Ravi Bopara’s played three innings so far this season. He’s hit 150, 99 (off 87 balls) and 136 not out (next highest score – 27). He averaged 62 last season. This is a serious batsman.
So at 22, it would be foolish to discard Bopara. It would be wasteful too. You should never give up on players after a bad series. Sometimes it’s the making of them. It might have brought a technical flaw to his attention or taught him to approach things differently. Either way, it could prove invaluable.
There’s no better example than the man who’s coached Bopara since he was 15, Graham Gooch.
Gooch said that his struggles against Terry Alderman’s swing in 1989 were the making of him because it taught him to play straighter.
Gooch’s Test record up to and including that series was 73 matches, 4,724 runs, eight hundreds and an average of 36.90. His record after that series was 45 matches, 4,176 runs, 12 hundreds and an average of 51.55.

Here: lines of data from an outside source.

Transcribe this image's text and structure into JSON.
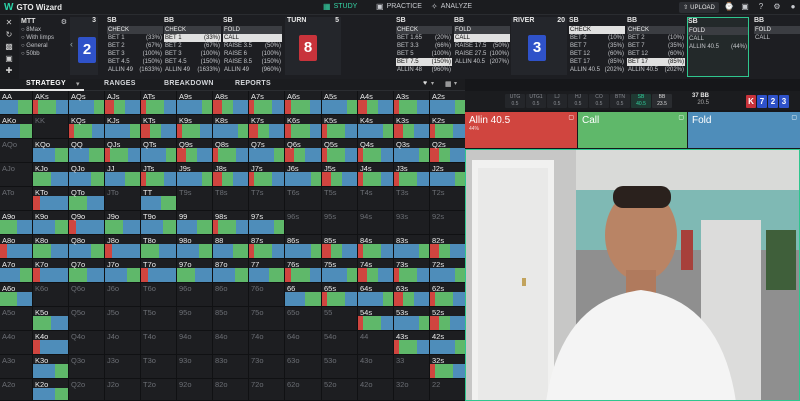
{
  "app": {
    "title": "GTO Wizard",
    "logo_glyph": "W"
  },
  "nav": {
    "tabs": [
      {
        "label": "STUDY",
        "icon": "study-icon",
        "active": true
      },
      {
        "label": "PRACTICE",
        "icon": "gamepad-icon",
        "active": false
      },
      {
        "label": "ANALYZE",
        "icon": "bulb-icon",
        "active": false
      }
    ],
    "upload_label": "UPLOAD"
  },
  "game": {
    "title": "MTT",
    "lines": [
      "8Max",
      "With limps",
      "General",
      "50bb"
    ]
  },
  "columns": [
    {
      "pos": "SB",
      "num": "",
      "rows": [
        {
          "a": "CHECK",
          "p": ""
        },
        {
          "a": "BET 1",
          "p": "(33%)"
        },
        {
          "a": "BET 2",
          "p": "(67%)"
        },
        {
          "a": "BET 3",
          "p": "(100%)"
        },
        {
          "a": "BET 4.5",
          "p": "(150%)"
        },
        {
          "a": "ALLIN 49",
          "p": "(1633%)"
        }
      ],
      "sel": -1
    },
    {
      "pos": "BB",
      "num": "",
      "rows": [
        {
          "a": "CHECK",
          "p": ""
        },
        {
          "a": "BET 1",
          "p": "(33%)"
        },
        {
          "a": "BET 2",
          "p": "(67%)"
        },
        {
          "a": "BET 3",
          "p": "(100%)"
        },
        {
          "a": "BET 4.5",
          "p": "(150%)"
        },
        {
          "a": "ALLIN 49",
          "p": "(1633%)"
        }
      ],
      "sel": 1
    },
    {
      "pos": "SB",
      "num": "",
      "rows": [
        {
          "a": "FOLD",
          "p": ""
        },
        {
          "a": "CALL",
          "p": ""
        },
        {
          "a": "RAISE 3.5",
          "p": "(50%)"
        },
        {
          "a": "RAISE 6",
          "p": "(100%)"
        },
        {
          "a": "RAISE 8.5",
          "p": "(150%)"
        },
        {
          "a": "ALLIN 49",
          "p": "(960%)"
        }
      ],
      "sel": 1
    },
    {
      "pos": "SB",
      "num": "",
      "rows": [
        {
          "a": "CHECK",
          "p": ""
        },
        {
          "a": "BET 1.65",
          "p": "(20%)"
        },
        {
          "a": "BET 3.3",
          "p": "(66%)"
        },
        {
          "a": "BET 5",
          "p": "(100%)"
        },
        {
          "a": "BET 7.5",
          "p": "(150%)"
        },
        {
          "a": "ALLIN 48",
          "p": "(960%)"
        }
      ],
      "sel": 4
    },
    {
      "pos": "BB",
      "num": "",
      "rows": [
        {
          "a": "FOLD",
          "p": ""
        },
        {
          "a": "CALL",
          "p": ""
        },
        {
          "a": "RAISE 17.5",
          "p": "(50%)"
        },
        {
          "a": "RAISE 27.5",
          "p": "(100%)"
        },
        {
          "a": "ALLIN 40.5",
          "p": "(207%)"
        }
      ],
      "sel": 1
    },
    {
      "pos": "SB",
      "num": "",
      "rows": [
        {
          "a": "CHECK",
          "p": ""
        },
        {
          "a": "BET 2",
          "p": "(10%)"
        },
        {
          "a": "BET 7",
          "p": "(35%)"
        },
        {
          "a": "BET 12",
          "p": "(60%)"
        },
        {
          "a": "BET 17",
          "p": "(85%)"
        },
        {
          "a": "ALLIN 40.5",
          "p": "(202%)"
        }
      ],
      "sel": 0
    },
    {
      "pos": "BB",
      "num": "",
      "rows": [
        {
          "a": "CHECK",
          "p": ""
        },
        {
          "a": "BET 2",
          "p": "(10%)"
        },
        {
          "a": "BET 7",
          "p": "(35%)"
        },
        {
          "a": "BET 12",
          "p": "(60%)"
        },
        {
          "a": "BET 17",
          "p": "(85%)"
        },
        {
          "a": "ALLIN 40.5",
          "p": "(202%)"
        }
      ],
      "sel": 4
    },
    {
      "pos": "SB",
      "num": "",
      "rows": [
        {
          "a": "FOLD",
          "p": ""
        },
        {
          "a": "CALL",
          "p": ""
        },
        {
          "a": "ALLIN 40.5",
          "p": "(44%)"
        }
      ],
      "sel": -1
    },
    {
      "pos": "BB",
      "num": "",
      "rows": [
        {
          "a": "FOLD",
          "p": ""
        },
        {
          "a": "CALL",
          "p": ""
        }
      ],
      "sel": -1
    }
  ],
  "streets": [
    {
      "label": "TURN",
      "pot": "5",
      "card": "8",
      "color": "#c8333b"
    },
    {
      "label": "RIVER",
      "pot": "20",
      "card": "3",
      "color": "#2f52c9"
    }
  ],
  "board": {
    "flop_num": "3",
    "flop_card": "2",
    "flop_color": "#2f52c9"
  },
  "strategy_tabs": [
    "STRATEGY",
    "RANGES",
    "BREAKDOWN",
    "REPORTS"
  ],
  "positions": [
    {
      "label": "UTG",
      "bb": "0.5"
    },
    {
      "label": "UTG1",
      "bb": "0.5"
    },
    {
      "label": "LJ",
      "bb": "0.5"
    },
    {
      "label": "HJ",
      "bb": "0.5"
    },
    {
      "label": "CO",
      "bb": "0.5"
    },
    {
      "label": "BTN",
      "bb": "0.5"
    },
    {
      "label": "SB",
      "bb": "40.5",
      "on": true
    },
    {
      "label": "BB",
      "bb": "23.5"
    }
  ],
  "stack": {
    "line1": "37 BB",
    "line2": "20.5"
  },
  "board_cards": [
    {
      "r": "K",
      "c": "#c8333b"
    },
    {
      "r": "7",
      "c": "#2f52c9"
    },
    {
      "r": "2",
      "c": "#2f52c9"
    },
    {
      "r": "3",
      "c": "#2f52c9"
    }
  ],
  "actions": [
    {
      "label": "Allin 40.5",
      "sub": "44%",
      "color": "#d0453f"
    },
    {
      "label": "Call",
      "sub": "",
      "color": "#5fb86a"
    },
    {
      "label": "Fold",
      "sub": "",
      "color": "#4e8dba"
    }
  ],
  "colors": {
    "allin": "#d0453f",
    "call": "#5fb86a",
    "fold": "#4e8dba",
    "accent": "#35d6a6"
  },
  "grid_labels": [
    [
      "AA",
      "AKs",
      "AQs",
      "AJs",
      "ATs",
      "A9s",
      "A8s",
      "A7s",
      "A6s",
      "A5s",
      "A4s",
      "A3s",
      "A2s"
    ],
    [
      "AKo",
      "KK",
      "KQs",
      "KJs",
      "KTs",
      "K9s",
      "K8s",
      "K7s",
      "K6s",
      "K5s",
      "K4s",
      "K3s",
      "K2s"
    ],
    [
      "AQo",
      "KQo",
      "QQ",
      "QJs",
      "QTs",
      "Q9s",
      "Q8s",
      "Q7s",
      "Q6s",
      "Q5s",
      "Q4s",
      "Q3s",
      "Q2s"
    ],
    [
      "AJo",
      "KJo",
      "QJo",
      "JJ",
      "JTs",
      "J9s",
      "J8s",
      "J7s",
      "J6s",
      "J5s",
      "J4s",
      "J3s",
      "J2s"
    ],
    [
      "ATo",
      "KTo",
      "QTo",
      "JTo",
      "TT",
      "T9s",
      "T8s",
      "T7s",
      "T6s",
      "T5s",
      "T4s",
      "T3s",
      "T2s"
    ],
    [
      "A9o",
      "K9o",
      "Q9o",
      "J9o",
      "T9o",
      "99",
      "98s",
      "97s",
      "96s",
      "95s",
      "94s",
      "93s",
      "92s"
    ],
    [
      "A8o",
      "K8o",
      "Q8o",
      "J8o",
      "T8o",
      "98o",
      "88",
      "87s",
      "86s",
      "85s",
      "84s",
      "83s",
      "82s"
    ],
    [
      "A7o",
      "K7o",
      "Q7o",
      "J7o",
      "T7o",
      "97o",
      "87o",
      "77",
      "76s",
      "75s",
      "74s",
      "73s",
      "72s"
    ],
    [
      "A6o",
      "K6o",
      "Q6o",
      "J6o",
      "T6o",
      "96o",
      "86o",
      "76o",
      "66",
      "65s",
      "64s",
      "63s",
      "62s"
    ],
    [
      "A5o",
      "K5o",
      "Q5o",
      "J5o",
      "T5o",
      "95o",
      "85o",
      "75o",
      "65o",
      "55",
      "54s",
      "53s",
      "52s"
    ],
    [
      "A4o",
      "K4o",
      "Q4o",
      "J4o",
      "T4o",
      "94o",
      "84o",
      "74o",
      "64o",
      "54o",
      "44",
      "43s",
      "42s"
    ],
    [
      "A3o",
      "K3o",
      "Q3o",
      "J3o",
      "T3o",
      "93o",
      "83o",
      "73o",
      "63o",
      "53o",
      "43o",
      "33",
      "32s"
    ],
    [
      "A2o",
      "K2o",
      "Q2o",
      "J2o",
      "T2o",
      "92o",
      "82o",
      "72o",
      "62o",
      "52o",
      "42o",
      "32o",
      "22"
    ]
  ]
}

The best players learn from bad experiences.
Apparently Ravi Bopara is ‘quicker than he looks’. This is a moronic statement that’s often made about a bowler.

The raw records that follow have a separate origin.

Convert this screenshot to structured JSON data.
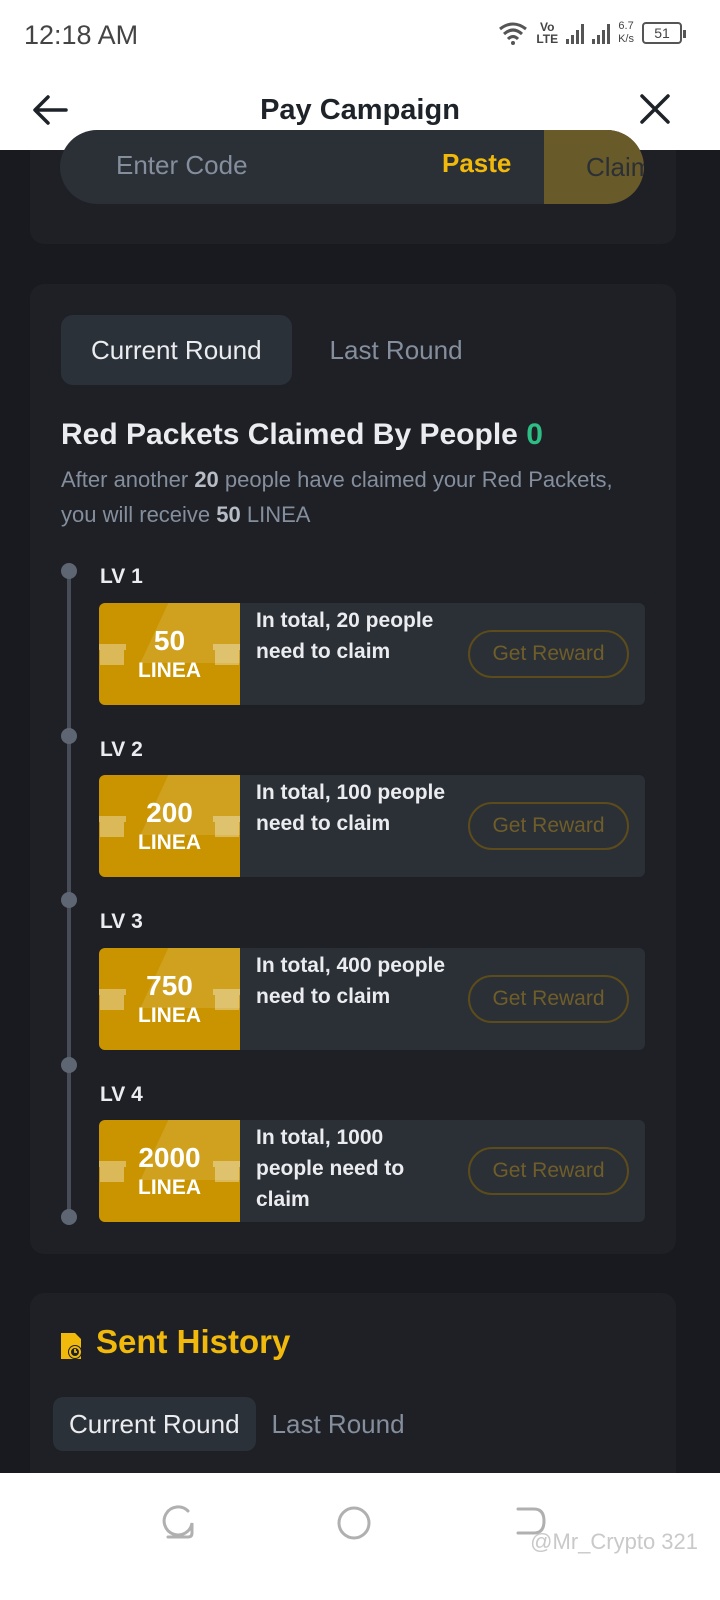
{
  "status_bar": {
    "time": "12:18 AM",
    "volte_top": "Vo",
    "volte_bottom": "LTE",
    "net_speed_value": "6.7",
    "net_speed_unit": "K/s",
    "battery": "51"
  },
  "header": {
    "title": "Pay Campaign",
    "back_icon": "arrow-left-icon",
    "close_icon": "close-icon"
  },
  "code_entry": {
    "placeholder": "Enter Code",
    "paste_label": "Paste",
    "claim_label": "Claim"
  },
  "round_tabs": [
    {
      "label": "Current Round",
      "active": true
    },
    {
      "label": "Last Round",
      "active": false
    }
  ],
  "red_packets": {
    "title": "Red Packets Claimed By People",
    "count": "0",
    "desc_pre": "After another ",
    "desc_people": "20",
    "desc_mid": " people have claimed your Red Packets, you will receive ",
    "desc_amount": "50",
    "desc_post": " LINEA"
  },
  "levels": [
    {
      "label": "LV 1",
      "amount": "50",
      "unit": "LINEA",
      "text": "In total, 20 people need to claim",
      "button": "Get Reward"
    },
    {
      "label": "LV 2",
      "amount": "200",
      "unit": "LINEA",
      "text": "In total, 100 people need to claim",
      "button": "Get Reward"
    },
    {
      "label": "LV 3",
      "amount": "750",
      "unit": "LINEA",
      "text": "In total, 400 people need to claim",
      "button": "Get Reward"
    },
    {
      "label": "LV 4",
      "amount": "2000",
      "unit": "LINEA",
      "text": "In total, 1000 people need to claim",
      "button": "Get Reward"
    }
  ],
  "sent_history": {
    "title": "Sent History",
    "tabs": [
      {
        "label": "Current Round",
        "active": true
      },
      {
        "label": "Last Round",
        "active": false
      }
    ]
  },
  "watermark": "@Mr_Crypto 321",
  "colors": {
    "accent": "#f0b90b",
    "success": "#2ebd85",
    "card_bg": "#1e2026",
    "page_bg": "#181a20"
  }
}
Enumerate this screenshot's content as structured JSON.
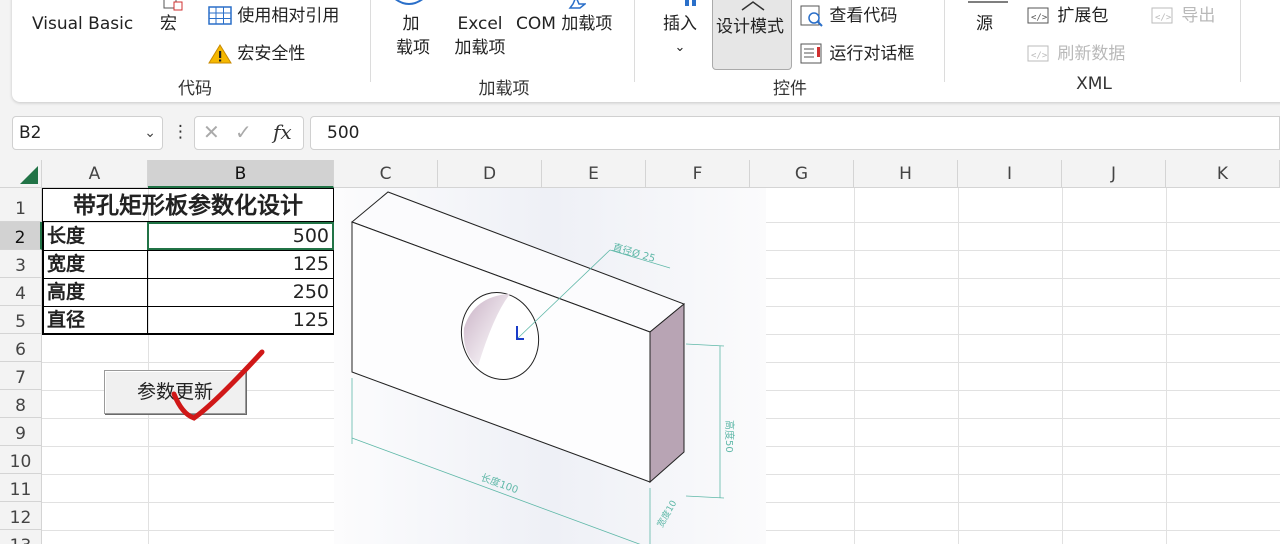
{
  "ribbon": {
    "code_group": {
      "visual_basic": "Visual Basic",
      "macros": "宏",
      "use_relative_ref": "使用相对引用",
      "macro_security": "宏安全性",
      "label": "代码"
    },
    "addins_group": {
      "addins_line1": "加",
      "addins_line2": "载项",
      "excel_addins_line1": "Excel",
      "excel_addins_line2": "加载项",
      "com_addins": "COM 加载项",
      "label": "加载项"
    },
    "controls_group": {
      "insert": "插入",
      "design_mode": "设计模式",
      "view_code": "查看代码",
      "run_dialog": "运行对话框",
      "label": "控件"
    },
    "xml_group": {
      "source": "源",
      "expansion_packs": "扩展包",
      "refresh_data": "刷新数据",
      "export": "导出",
      "label": "XML"
    }
  },
  "formula_bar": {
    "name_box": "B2",
    "fx_label": "fx",
    "value": "500"
  },
  "sheet": {
    "columns": [
      "A",
      "B",
      "C",
      "D",
      "E",
      "F",
      "G",
      "H",
      "I",
      "J",
      "K"
    ],
    "rows": [
      "1",
      "2",
      "3",
      "4",
      "5",
      "6",
      "7",
      "8",
      "9",
      "10",
      "11",
      "12",
      "13"
    ],
    "selected_column": "B",
    "selected_row": "2",
    "title": "带孔矩形板参数化设计",
    "params": [
      {
        "label": "长度",
        "value": "500"
      },
      {
        "label": "宽度",
        "value": "125"
      },
      {
        "label": "高度",
        "value": "250"
      },
      {
        "label": "直径",
        "value": "125"
      }
    ],
    "update_button": "参数更新"
  },
  "drawing": {
    "diameter_dim": "直径Ø 25",
    "length_dim": "长度100",
    "height_dim": "高度50",
    "width_dim": "宽度10"
  },
  "colors": {
    "excel_green": "#217346",
    "annotation_red": "#d01818",
    "dim_line": "#5fb8a8",
    "plate_side": "#b8a4b4"
  }
}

‘He skids onto you a bit’ is another. Very rarely does anyone actually mean that the ball is delivered at such a low angle that the ball skids rather than bounces. Mostly people just mean ‘he’s quicker than he looks’.
No-one’s quicker than they look. Everyone’s exactly as quick as they look.

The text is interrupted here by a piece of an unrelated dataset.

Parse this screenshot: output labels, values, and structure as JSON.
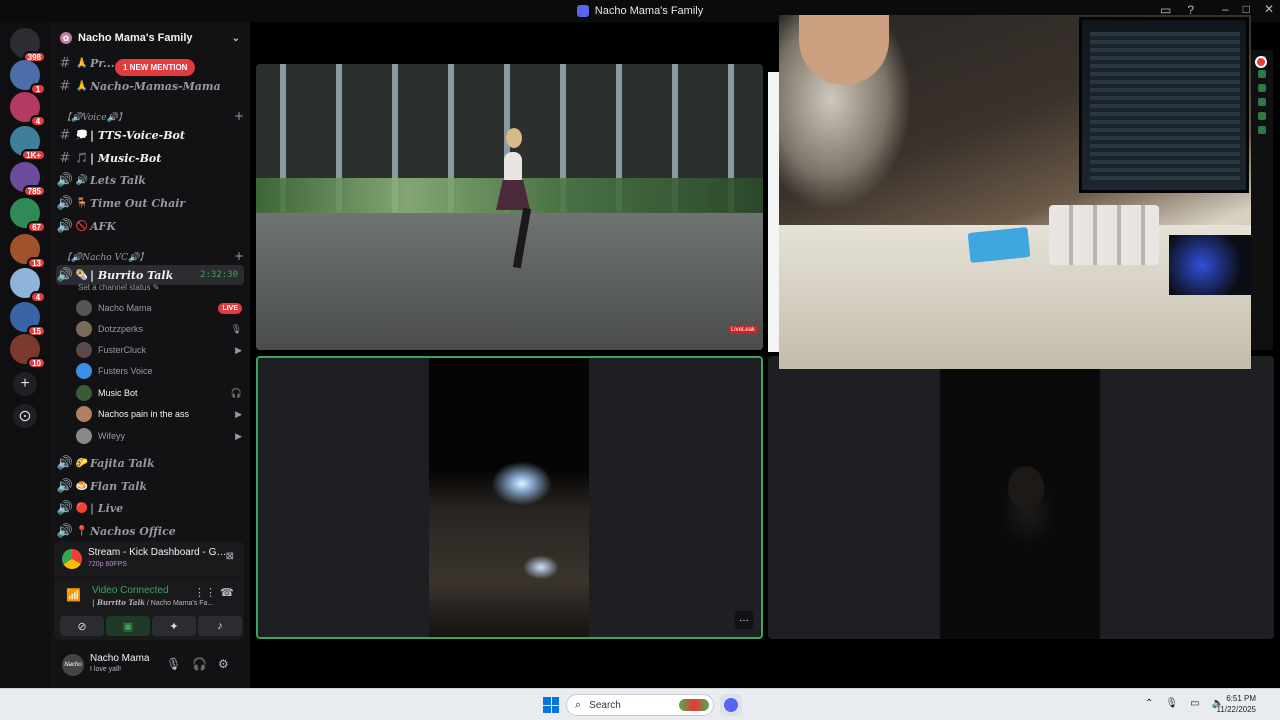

‘He bowls a heavy ball’ is our favourite. This can either mean ‘he’s quicker than he looks’ or it can mean that even though the bowl clearly travels at 70mph, at the exact second it strikes the bat, it accelerates to 80mph and just ‘feels heavier’.
What were you doing when you were 21 or 22? We were mostly not leaving our room for weeks on end and feeling kind of numb inside. Not Stuart Broad and Ravi Bopara. They were exhibiting extraordinary amounts of steel in rescuing a disastrous one-day international run chase in front of thousands and thousands of people.
We’re not sure the scale of their achievement was properly expressed in the highlights. India had been dispatched for just 212. England had just lost the only batsman who’d seemed remotely competent – Paul Collingwood – and had fallen to 114-7. It was only the 24th over. Wickets had been tumbling.
Again and again we’d hoped someone would stick around and again and again batsmen hadn’t. Paul Collingwood had looked likely and now he’d gone. The English supporters in the crowd had given up and were occupying themselves by starting Mexican waves and shouting at the stewards. This was the context of the match.
The crowd were to entertain themselves for quite a bit longer, but we were watching. Stuart Broad and Ravi Bopara went about their business and about an hour later they’d started to win the crowd back over. They faced and conquered every Indian bowler with excellent shots, sensible thinking and some great cheeky-bastard singles.
Slowly, one by one, people said to each other: ‘Listen. Put down the beer snake. Something’s happening here.’
THAT’S the scale of the achievement. Stuart Broad and Ravi Bopara batted so well and rescued what had seemed such a lost cause that drunk England fans, at the end of the day, when they’d been drinking for the longest, actually put down their beer snakes and watched the cricket in near-silence.
That’s some performance.
England v India, fourth one-day international at Old Trafford
India 212 (Yuvraj Singh 71, Sachin Tendulkar 55, Stuart Broad 4-51, James Anderson 3-38)
England 213-7 (Stuart Broad 45 not out, Ravi Bopara 43 not out, Ajit Agarkar 4-60)